Tom Weidlinger asks the right question about an international aid group in the Congo, and by implication all do-gooders everywhere, and that is how to they get the recipients of their largesse to take back their destinies after they have gone? This heartwarming but unsentimental documentary suggests an answer to that tantalizing question. —Phillip Fradkin, author and former foreign correspondent of the LA Times

U.S. Reach Abroad: Making humanitarian aid work for the long haul
San Francisco Chronicle
Tuesday, September 27, 2005
by Tom Weidlinger

In 2003, I spent a month in Malemba Nkulu, Democratic Republic of the Congo, filming a team of humanitarian aid workers restoring health to a sick and starving community. The beneficiaries had been victimized by a series of rapacious governments and by a civil war that killed 3.5 million people and left millions more dispossessed of their land and livelihood.

The Congo is a beautiful country, blessed with natural resources. Yet many of its 50 million citizens have been driven from their lands and robbed of all possessions by both government and rebel militias. Most disastrously, many Congolese have lost the tools needed to farm, fish and produce sustaining income.
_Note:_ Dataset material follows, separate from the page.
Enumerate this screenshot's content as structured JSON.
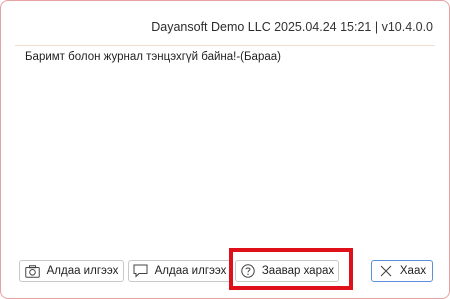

Hospitals, schools and the infrastructure to bring harvests and other goods to market have been looted and allowed to deteriorate.

In small pockets around the country, aid organizations such as Action Against Hunger, whose team I filmed, are effective at alleviating malnutrition, educating communities, preventing epidemics and supplying the tools necessary for displaced families to become self-sufficient again. But in the Congo (indeed, around the world), the support that such organizations need to be truly effective falls short. Paradoxically, we see generous examples of giving in the wake of recent disasters. Last December's tsunami in Asia, for example, spurred donations of hundreds of millions of dollars. Nongovernmental organizations reported that for perhaps the first time in history they had enough resources to address the crisis. Similarly, recent reports of famine conditions in Niger and accompanying footage of dying children on major TV networks triggered huge deliveries of food.

The point is that emergency response is essential -- but so is support for long-term solutions that build lasting self-sufficiency. Unfortunately, financing for these solutions is more grudging than for quick fixes. Once sudden catastrophes pass, donors typically move on to the next one. As a result, aid organizations combat the same problems of disease and malnutrition, over and over, as if digging fruitlessly in the sand (which, incidentally, fuels the general perception that humanitarian aid is largely ineffective).

But it doesn't have to be this way. Things can change if donors learn to be more intelligently pro-active, supporting ongoing efforts to give communities the knowledge and tools to be self-sustaining rather than merely responding to the crisis of the moment. In the long run, such efforts would save millions more lives (and be a good deal less expensive) than all emergency rescues put together.

Another reason for the lack of funding for long-term solutions is a widespread perception that humanitarian aid is co-opted and wasted. Often it is. But there is a difference between money that goes through central governments, where it can be easily diverted into corrupt channels, and help that goes directly to beneficiaries through international aid organizations that are on the ground. In fact, to protect against resources being co-opted, some nongovernmental organizations maintain strict rules against accepting intermediaries between themselves and their beneficiaries.

It is also important to realize that diversion not only occurs on the recipient side. Often donor and donor governments attach politically and ideologically motivated conditions to aid that are counterproductive.

Realistically, both big and small aid projects are needed to end the woes of the Congo, and more resources will have to be allocated. But the as yet untested experiment in international aid is to fully fund the micro-programs being implemented by smaller aid agencies that have a real impact on changing the lot of the poorest of the poor. If we really want to lessen the problems of Africa, it is time to put our trust in organizations that have a history of building sustainability and not just responding to crises.